Monday,  August 8, 2022  11:58 am

The 5 foods to avoid before flying

The 5 foods to avoid before flying
Christine Hogg

Christine Hogg is the Associate Digital Editor at PAX Global Media. Prior to joining PAX, she obtained her Honours BA in Journalism from the University of Toronto. Upon graduating, she went on to write for several travel publications while travelling the world. Her longest trip was a three-week stint in Europe, and the shortest was a 16-hour adventure in Iceland. Get in touch:

Feeling tired after a flight can usually be attributed to lack of sleep the night before, or the inability to drift off at 36,000 feet—especially if you forgot those noise-cancelling headphones.

But, more often than not, it’s your eating habits that can contribute to your overall travel experience, from how much sleep you get leading up to the trip, to a whole other host of flying-related symptoms, like bloating, itching, swelling, headaches, dry skin, and so much more.

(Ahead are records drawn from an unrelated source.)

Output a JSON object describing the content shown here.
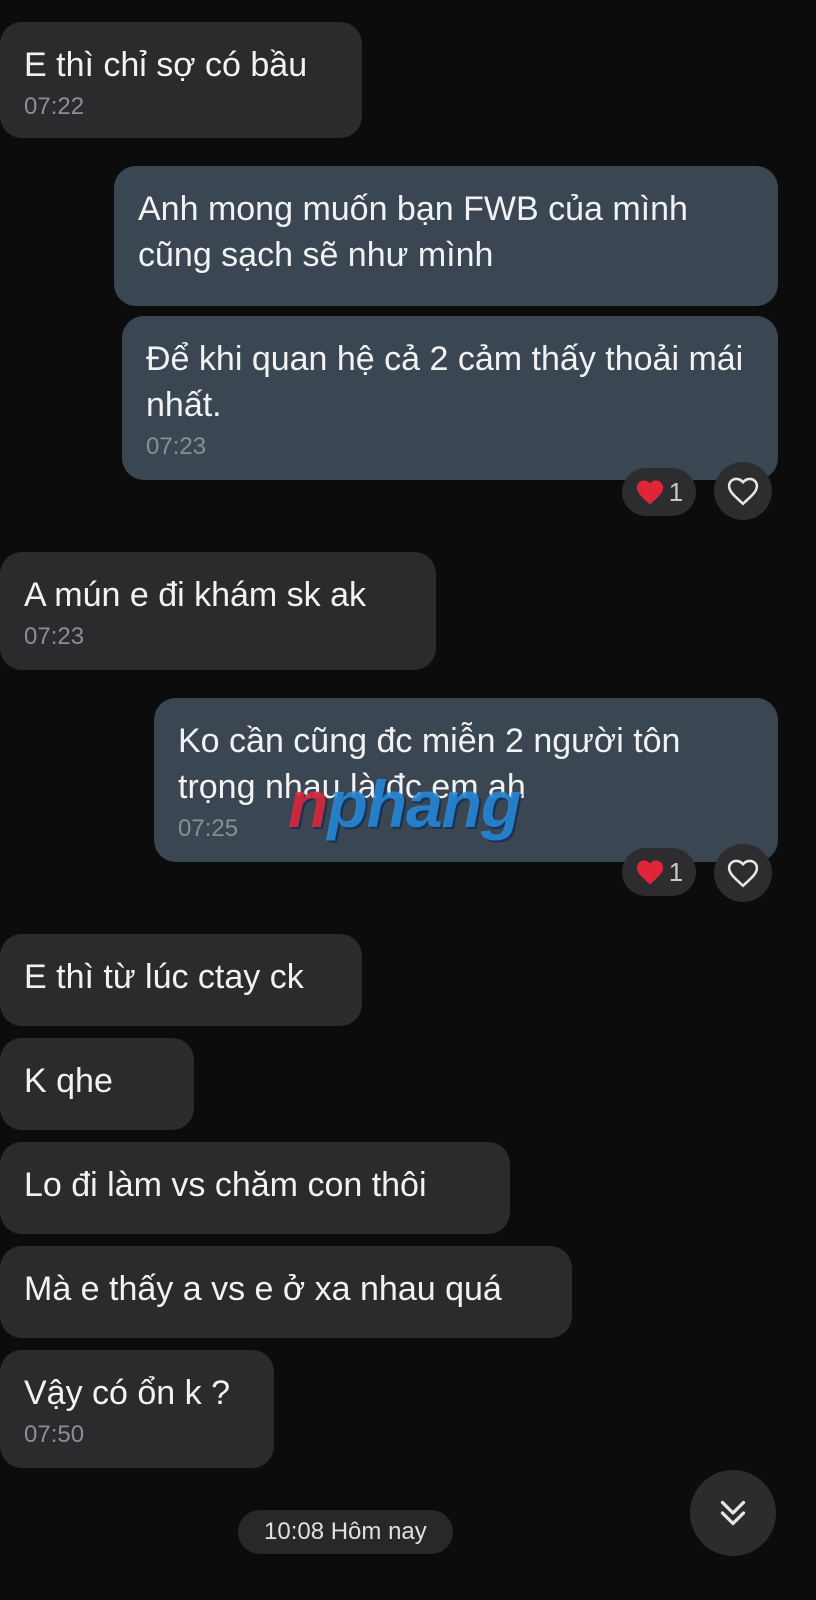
{
  "messages": [
    {
      "text": "E thì chỉ sợ có bầu",
      "time": "07:22"
    },
    {
      "text": "Anh mong muốn bạn FWB của mình cũng sạch sẽ như mình"
    },
    {
      "text": "Để khi quan hệ cả 2 cảm thấy thoải mái nhất.",
      "time": "07:23",
      "reaction_count": "1"
    },
    {
      "text": "A mún e đi khám sk ak",
      "time": "07:23"
    },
    {
      "text": "Ko cần cũng đc miễn 2 người tôn trọng nhau là đc em ah",
      "time": "07:25",
      "reaction_count": "1"
    },
    {
      "text": "E thì từ lúc ctay ck"
    },
    {
      "text": "K qhe"
    },
    {
      "text": "Lo đi làm vs chăm con thôi"
    },
    {
      "text": "Mà e thấy a vs e ở xa nhau quá"
    },
    {
      "text": "Vậy có ổn k ?",
      "time": "07:50"
    }
  ],
  "watermark": {
    "red": "n",
    "blue": "phang"
  },
  "date_separator": "10:08 Hôm nay",
  "colors": {
    "background": "#0c0c0d",
    "incoming_bubble": "#2b2b2d",
    "outgoing_bubble": "#3a4652",
    "timestamp": "#8a8f96",
    "heart": "#e0243a"
  }
}
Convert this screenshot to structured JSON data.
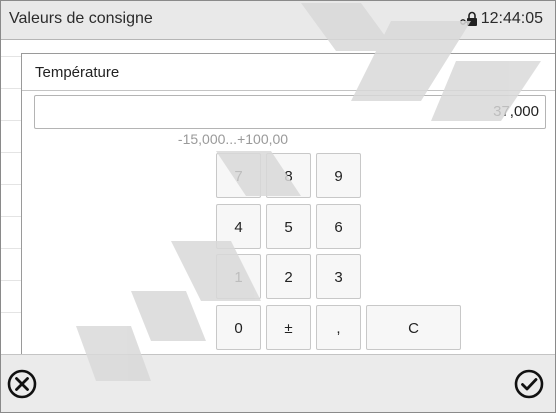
{
  "header": {
    "title": "Valeurs de consigne",
    "time": "12:44:05",
    "lock_icon": "lock-key-icon"
  },
  "dialog": {
    "title": "Température",
    "value": "37,000",
    "range": "-15,000...+100,00"
  },
  "keypad": {
    "rows": [
      [
        "7",
        "8",
        "9"
      ],
      [
        "4",
        "5",
        "6"
      ],
      [
        "1",
        "2",
        "3"
      ],
      [
        "0",
        "±",
        ",",
        "C"
      ]
    ]
  },
  "footer": {
    "cancel_icon": "close-circle-icon",
    "confirm_icon": "check-circle-icon"
  },
  "watermark": {
    "color": "#d9d9d9"
  }
}
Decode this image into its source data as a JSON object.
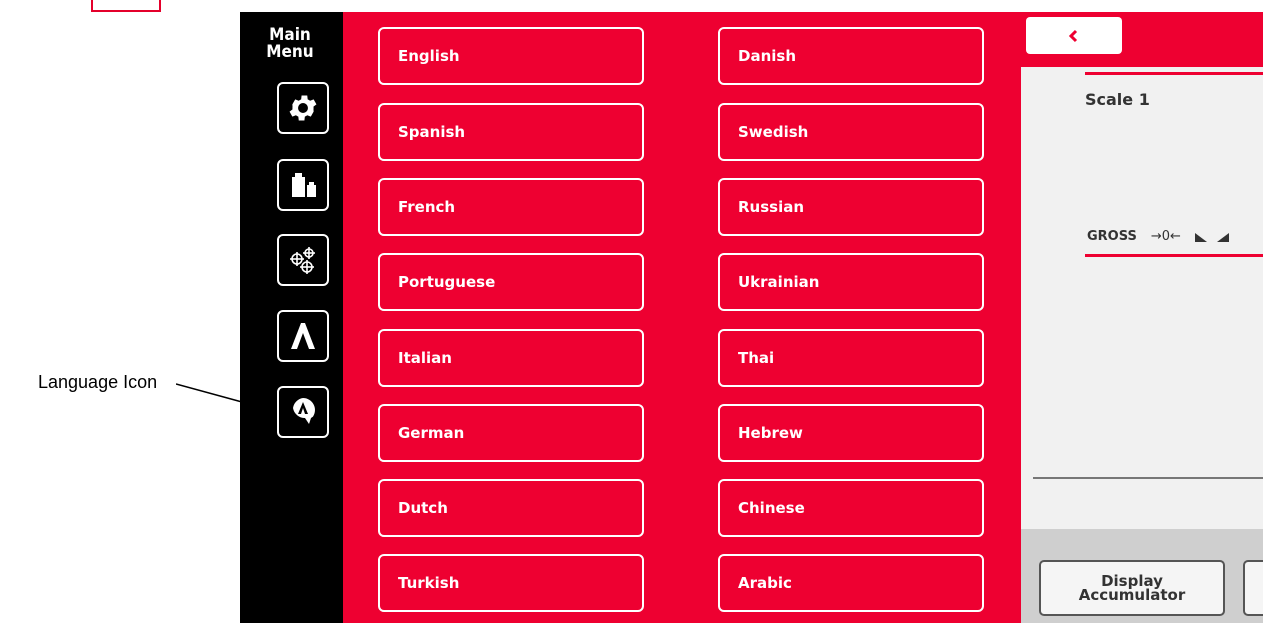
{
  "annotation": {
    "label": "Language Icon"
  },
  "sidebar": {
    "title": "Main\nMenu",
    "buttons": [
      {
        "icon": "gear-icon"
      },
      {
        "icon": "weights-icon"
      },
      {
        "icon": "calibration-targets-icon"
      },
      {
        "icon": "tilt-icon"
      },
      {
        "icon": "language-icon"
      }
    ]
  },
  "languages": {
    "left": [
      "English",
      "Spanish",
      "French",
      "Portuguese",
      "Italian",
      "German",
      "Dutch",
      "Turkish"
    ],
    "right": [
      "Danish",
      "Swedish",
      "Russian",
      "Ukrainian",
      "Thai",
      "Hebrew",
      "Chinese",
      "Arabic"
    ]
  },
  "scale_panel": {
    "back_icon": "chevron-left-icon",
    "title": "Scale 1",
    "gross_label": "GROSS",
    "center_zero_symbol": "→0←",
    "footer_button_1": "Display\nAccumulator"
  },
  "colors": {
    "brand_red": "#ee0031",
    "sidebar_black": "#000000",
    "panel_gray": "#f1f1f1"
  }
}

Here are five foods to avoid before your flight:

Fast food


As tempting as that cheeseburger and fries combo is, it’s loaded with sodium, which as everyone knows, is extremely dehydrating. Too much salt can also raise your blood pressure, which is never a good sign, especially if you’re an anxious flier. Eating foods high in sodium also have a tendency to cause bloating in your stomach area, and when you’re stuck strapped into a small seat for several hours, this can be extremely uncomfortable.

Airplane cabins are very dry, and the average person loses 1.5 litres of water on flights longer than five hours. If you’ve eaten foods high in salt the night before, you’ll not only be uncomfortable, but you’ll be watching the drink cart like a hawk! Drink plenty of water in the morning and avoid salty foods.



Much like foods packed with sodium, alcohol of any kind is very dehydrating, and depending on how much you consumed the night before, can easily lead to a headache or migraine on board the plane. Sometimes, even just a glass or two can mimic a hangover when you you’re back on the ground.

If you’re a nervous flier and usually have a glass of wine or two mid-flight, ask for a glass of water to go with it. It’s always a good rule of thumb to double your water intake if you’re drinking and flying, given the dehydration process that happens.

Fiber-friendly foods


You might think you’re making a health-conscious choice the night before by eating a bowl of lentil soup, or chowing down on a plate of beans, but as many people know, lentils, and even certain vegetables, fruits, or grains high in fiber have a tendency to cause unwanted digestive issues (like gas). Gas and bloating can be very uncomfortable during the flight, and lead to extreme cramping.

If you’ve eaten foods that you know normally cause these issue, head to the nearest coffee shop and buy a peppermint tea, which naturally reduces bloating and aids digestion quickly--your seatmates will thank you.



Not everybody is a morning person, and when you have to be at the airport for 3:45 AM for that 7:00 AM flight, making a coffee at home, followed by a Venti Flat White or an Iced Vanilla Latte prior to boarding might be the only thing keeping you from falling asleep at the gate. But on board the plane, the caffeine will kick in. Caffeine is a stimulant and drinking it in excess can cause a whole host of problems including the “shakes”, where your body is fidgety and restless, an increased heart rate, dehydration, insomnia, and increased trips to the bathroom, which, on a packed flight, can be an issue.

If you’re flying in the morning, a good trick is to skip the coffee at the gate. Even if it’s a quick flight and you’ve got a meeting to get to, you can buy one when you land, and use the time on board for more shut-eye. Grab a smoothie or fresh juice packed with anti-oxidants instead before you board—it’ll wake you up naturally, and you won’t end up with the caffeine side-effects.

Spicy food


Besides cramping and bloating, one of the most uncomfortable things to experience is heartburn. If you’ve eaten spicy foods the day before a flight, you might experience anything from heartburn, to an increase in body temperature, or even itching. Spicy foods are a known digestive system disrupter, and even if you’re not affected by the intensity of the heat the spice brings during the meal itself, as it makes its way through your body the next day, you could feel discomfort.